### Dataset excerpts:

====

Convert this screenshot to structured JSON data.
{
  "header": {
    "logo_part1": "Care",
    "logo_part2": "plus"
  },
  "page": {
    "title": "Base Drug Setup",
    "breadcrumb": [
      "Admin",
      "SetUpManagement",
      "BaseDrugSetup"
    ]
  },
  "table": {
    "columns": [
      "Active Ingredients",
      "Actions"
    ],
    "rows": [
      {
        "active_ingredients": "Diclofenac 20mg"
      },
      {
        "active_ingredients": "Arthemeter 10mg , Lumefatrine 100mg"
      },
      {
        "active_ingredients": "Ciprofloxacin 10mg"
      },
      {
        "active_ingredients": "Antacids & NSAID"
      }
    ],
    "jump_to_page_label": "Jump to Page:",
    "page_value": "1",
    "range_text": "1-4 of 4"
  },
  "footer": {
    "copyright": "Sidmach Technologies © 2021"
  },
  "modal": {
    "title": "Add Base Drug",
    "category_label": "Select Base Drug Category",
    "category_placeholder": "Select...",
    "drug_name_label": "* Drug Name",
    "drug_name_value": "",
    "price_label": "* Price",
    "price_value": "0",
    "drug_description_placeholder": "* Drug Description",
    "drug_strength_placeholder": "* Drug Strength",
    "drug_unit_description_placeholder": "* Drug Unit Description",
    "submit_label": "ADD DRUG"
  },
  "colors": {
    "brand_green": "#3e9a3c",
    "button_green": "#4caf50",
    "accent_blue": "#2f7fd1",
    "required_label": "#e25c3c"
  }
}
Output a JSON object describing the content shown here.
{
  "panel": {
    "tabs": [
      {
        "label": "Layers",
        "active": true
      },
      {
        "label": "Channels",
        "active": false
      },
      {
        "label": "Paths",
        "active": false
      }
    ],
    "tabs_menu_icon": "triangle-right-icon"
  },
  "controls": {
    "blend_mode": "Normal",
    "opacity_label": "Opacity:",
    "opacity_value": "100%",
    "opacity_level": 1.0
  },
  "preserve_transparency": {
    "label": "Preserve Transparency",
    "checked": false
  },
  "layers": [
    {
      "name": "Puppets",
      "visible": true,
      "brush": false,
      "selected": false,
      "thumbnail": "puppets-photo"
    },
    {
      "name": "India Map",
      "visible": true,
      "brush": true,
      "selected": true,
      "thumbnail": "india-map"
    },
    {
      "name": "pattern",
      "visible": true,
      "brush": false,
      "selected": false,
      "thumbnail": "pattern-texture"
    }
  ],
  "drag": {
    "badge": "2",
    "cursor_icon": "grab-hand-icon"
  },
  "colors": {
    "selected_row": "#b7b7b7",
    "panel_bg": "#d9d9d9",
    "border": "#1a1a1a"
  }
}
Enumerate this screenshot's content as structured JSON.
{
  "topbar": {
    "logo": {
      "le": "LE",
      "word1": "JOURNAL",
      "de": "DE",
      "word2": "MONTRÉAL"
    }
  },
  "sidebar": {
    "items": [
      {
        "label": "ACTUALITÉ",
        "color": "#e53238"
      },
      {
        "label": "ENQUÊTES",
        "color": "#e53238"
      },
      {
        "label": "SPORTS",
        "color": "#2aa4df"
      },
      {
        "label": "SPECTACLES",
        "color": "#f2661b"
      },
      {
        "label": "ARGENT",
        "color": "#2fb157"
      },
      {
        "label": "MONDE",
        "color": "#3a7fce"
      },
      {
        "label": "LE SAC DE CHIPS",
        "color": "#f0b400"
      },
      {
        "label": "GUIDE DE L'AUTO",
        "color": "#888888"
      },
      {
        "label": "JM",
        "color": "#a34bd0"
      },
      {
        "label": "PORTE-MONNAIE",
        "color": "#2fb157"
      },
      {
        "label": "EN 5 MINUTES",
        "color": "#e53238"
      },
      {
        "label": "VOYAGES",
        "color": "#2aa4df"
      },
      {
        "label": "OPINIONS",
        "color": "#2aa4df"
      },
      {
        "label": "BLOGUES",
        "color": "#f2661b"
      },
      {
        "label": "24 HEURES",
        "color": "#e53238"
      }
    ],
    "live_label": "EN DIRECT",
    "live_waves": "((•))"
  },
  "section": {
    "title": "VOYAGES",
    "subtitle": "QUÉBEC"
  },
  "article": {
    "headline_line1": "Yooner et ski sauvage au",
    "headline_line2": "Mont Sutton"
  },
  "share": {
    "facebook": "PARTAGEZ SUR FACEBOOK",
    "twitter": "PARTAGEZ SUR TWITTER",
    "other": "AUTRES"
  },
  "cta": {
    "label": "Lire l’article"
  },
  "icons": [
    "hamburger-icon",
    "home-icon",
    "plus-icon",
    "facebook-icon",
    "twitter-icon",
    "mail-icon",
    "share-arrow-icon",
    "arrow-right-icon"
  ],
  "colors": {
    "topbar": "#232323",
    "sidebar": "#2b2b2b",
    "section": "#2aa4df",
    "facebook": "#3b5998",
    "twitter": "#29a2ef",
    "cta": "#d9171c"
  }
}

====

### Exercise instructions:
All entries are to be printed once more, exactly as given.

### Answer to this problem:
Convert this screenshot to structured JSON data.
{
  "header": {
    "logo_part1": "Care",
    "logo_part2": "plus"
  },
  "page": {
    "title": "Base Drug Setup",
    "breadcrumb": [
      "Admin",
      "SetUpManagement",
      "BaseDrugSetup"
    ]
  },
  "table": {
    "columns": [
      "Active Ingredients",
      "Actions"
    ],
    "rows": [
      {
        "active_ingredients": "Diclofenac 20mg"
      },
      {
        "active_ingredients": "Arthemeter 10mg , Lumefatrine 100mg"
      },
      {
        "active_ingredients": "Ciprofloxacin 10mg"
      },
      {
        "active_ingredients": "Antacids & NSAID"
      }
    ],
    "jump_to_page_label": "Jump to Page:",
    "page_value": "1",
    "range_text": "1-4 of 4"
  },
  "footer": {
    "copyright": "Sidmach Technologies © 2021"
  },
  "modal": {
    "title": "Add Base Drug",
    "category_label": "Select Base Drug Category",
    "category_placeholder": "Select...",
    "drug_name_label": "* Drug Name",
    "drug_name_value": "",
    "price_label": "* Price",
    "price_value": "0",
    "drug_description_placeholder": "* Drug Description",
    "drug_strength_placeholder": "* Drug Strength",
    "drug_unit_description_placeholder": "* Drug Unit Description",
    "submit_label": "ADD DRUG"
  },
  "colors": {
    "brand_green": "#3e9a3c",
    "button_green": "#4caf50",
    "accent_blue": "#2f7fd1",
    "required_label": "#e25c3c"
  }
}
Output a JSON object describing the content shown here.
{
  "panel": {
    "tabs": [
      {
        "label": "Layers",
        "active": true
      },
      {
        "label": "Channels",
        "active": false
      },
      {
        "label": "Paths",
        "active": false
      }
    ],
    "tabs_menu_icon": "triangle-right-icon"
  },
  "controls": {
    "blend_mode": "Normal",
    "opacity_label": "Opacity:",
    "opacity_value": "100%",
    "opacity_level": 1.0
  },
  "preserve_transparency": {
    "label": "Preserve Transparency",
    "checked": false
  },
  "layers": [
    {
      "name": "Puppets",
      "visible": true,
      "brush": false,
      "selected": false,
      "thumbnail": "puppets-photo"
    },
    {
      "name": "India Map",
      "visible": true,
      "brush": true,
      "selected": true,
      "thumbnail": "india-map"
    },
    {
      "name": "pattern",
      "visible": true,
      "brush": false,
      "selected": false,
      "thumbnail": "pattern-texture"
    }
  ],
  "drag": {
    "badge": "2",
    "cursor_icon": "grab-hand-icon"
  },
  "colors": {
    "selected_row": "#b7b7b7",
    "panel_bg": "#d9d9d9",
    "border": "#1a1a1a"
  }
}
Enumerate this screenshot's content as structured JSON.
{
  "topbar": {
    "logo": {
      "le": "LE",
      "word1": "JOURNAL",
      "de": "DE",
      "word2": "MONTRÉAL"
    }
  },
  "sidebar": {
    "items": [
      {
        "label": "ACTUALITÉ",
        "color": "#e53238"
      },
      {
        "label": "ENQUÊTES",
        "color": "#e53238"
      },
      {
        "label": "SPORTS",
        "color": "#2aa4df"
      },
      {
        "label": "SPECTACLES",
        "color": "#f2661b"
      },
      {
        "label": "ARGENT",
        "color": "#2fb157"
      },
      {
        "label": "MONDE",
        "color": "#3a7fce"
      },
      {
        "label": "LE SAC DE CHIPS",
        "color": "#f0b400"
      },
      {
        "label": "GUIDE DE L'AUTO",
        "color": "#888888"
      },
      {
        "label": "JM",
        "color": "#a34bd0"
      },
      {
        "label": "PORTE-MONNAIE",
        "color": "#2fb157"
      },
      {
        "label": "EN 5 MINUTES",
        "color": "#e53238"
      },
      {
        "label": "VOYAGES",
        "color": "#2aa4df"
      },
      {
        "label": "OPINIONS",
        "color": "#2aa4df"
      },
      {
        "label": "BLOGUES",
        "color": "#f2661b"
      },
      {
        "label": "24 HEURES",
        "color": "#e53238"
      }
    ],
    "live_label": "EN DIRECT",
    "live_waves": "((•))"
  },
  "section": {
    "title": "VOYAGES",
    "subtitle": "QUÉBEC"
  },
  "article": {
    "headline_line1": "Yooner et ski sauvage au",
    "headline_line2": "Mont Sutton"
  },
  "share": {
    "facebook": "PARTAGEZ SUR FACEBOOK",
    "twitter": "PARTAGEZ SUR TWITTER",
    "other": "AUTRES"
  },
  "cta": {
    "label": "Lire l’article"
  },
  "icons": [
    "hamburger-icon",
    "home-icon",
    "plus-icon",
    "facebook-icon",
    "twitter-icon",
    "mail-icon",
    "share-arrow-icon",
    "arrow-right-icon"
  ],
  "colors": {
    "topbar": "#232323",
    "sidebar": "#2b2b2b",
    "section": "#2aa4df",
    "facebook": "#3b5998",
    "twitter": "#29a2ef",
    "cta": "#d9171c"
  }
}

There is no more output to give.